(EXERCISE INSTRUCTIONS):
The data below is to be written out exactly, with no pictures.

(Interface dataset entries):

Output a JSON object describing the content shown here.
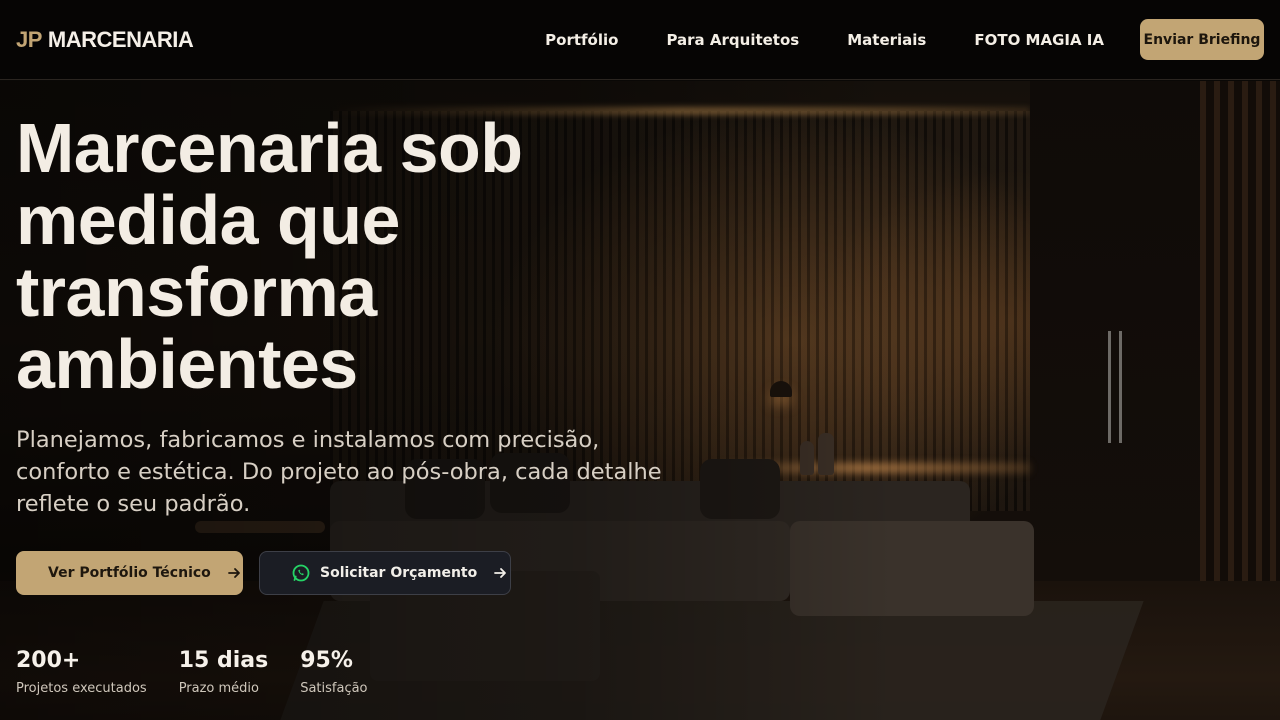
{
  "brand": {
    "prefix": "JP",
    "name": "MARCENARIA",
    "accent_color": "#c2a574"
  },
  "nav": {
    "items": [
      {
        "label": "Portfólio"
      },
      {
        "label": "Para Arquitetos"
      },
      {
        "label": "Materiais"
      },
      {
        "label": "FOTO MAGIA IA"
      }
    ],
    "cta_label": "Enviar Briefing"
  },
  "hero": {
    "headline": "Marcenaria sob medida que transforma ambientes",
    "subtitle": "Planejamos, fabricamos e instalamos com precisão, conforto e estética. Do projeto ao pós-obra, cada detalhe reflete o seu padrão.",
    "primary_button": {
      "label": "Ver Portfólio Técnico",
      "icon": "arrow-right-icon"
    },
    "secondary_button": {
      "label": "Solicitar Orçamento",
      "icon": "whatsapp-icon",
      "trailing_icon": "arrow-right-icon"
    },
    "background": "dark living room with wooden slat wall and beige sectional sofa"
  },
  "stats": [
    {
      "value": "200+",
      "label": "Projetos executados"
    },
    {
      "value": "15 dias",
      "label": "Prazo médio"
    },
    {
      "value": "95%",
      "label": "Satisfação"
    }
  ]
}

(TASK OUTPUT):
Output a JSON object describing the content shown here.
{
  "brand": {
    "prefix": "JP",
    "name": "MARCENARIA",
    "accent_color": "#c2a574"
  },
  "nav": {
    "items": [
      {
        "label": "Portfólio"
      },
      {
        "label": "Para Arquitetos"
      },
      {
        "label": "Materiais"
      },
      {
        "label": "FOTO MAGIA IA"
      }
    ],
    "cta_label": "Enviar Briefing"
  },
  "hero": {
    "headline": "Marcenaria sob medida que transforma ambientes",
    "subtitle": "Planejamos, fabricamos e instalamos com precisão, conforto e estética. Do projeto ao pós-obra, cada detalhe reflete o seu padrão.",
    "primary_button": {
      "label": "Ver Portfólio Técnico",
      "icon": "arrow-right-icon"
    },
    "secondary_button": {
      "label": "Solicitar Orçamento",
      "icon": "whatsapp-icon",
      "trailing_icon": "arrow-right-icon"
    },
    "background": "dark living room with wooden slat wall and beige sectional sofa"
  },
  "stats": [
    {
      "value": "200+",
      "label": "Projetos executados"
    },
    {
      "value": "15 dias",
      "label": "Prazo médio"
    },
    {
      "value": "95%",
      "label": "Satisfação"
    }
  ]
}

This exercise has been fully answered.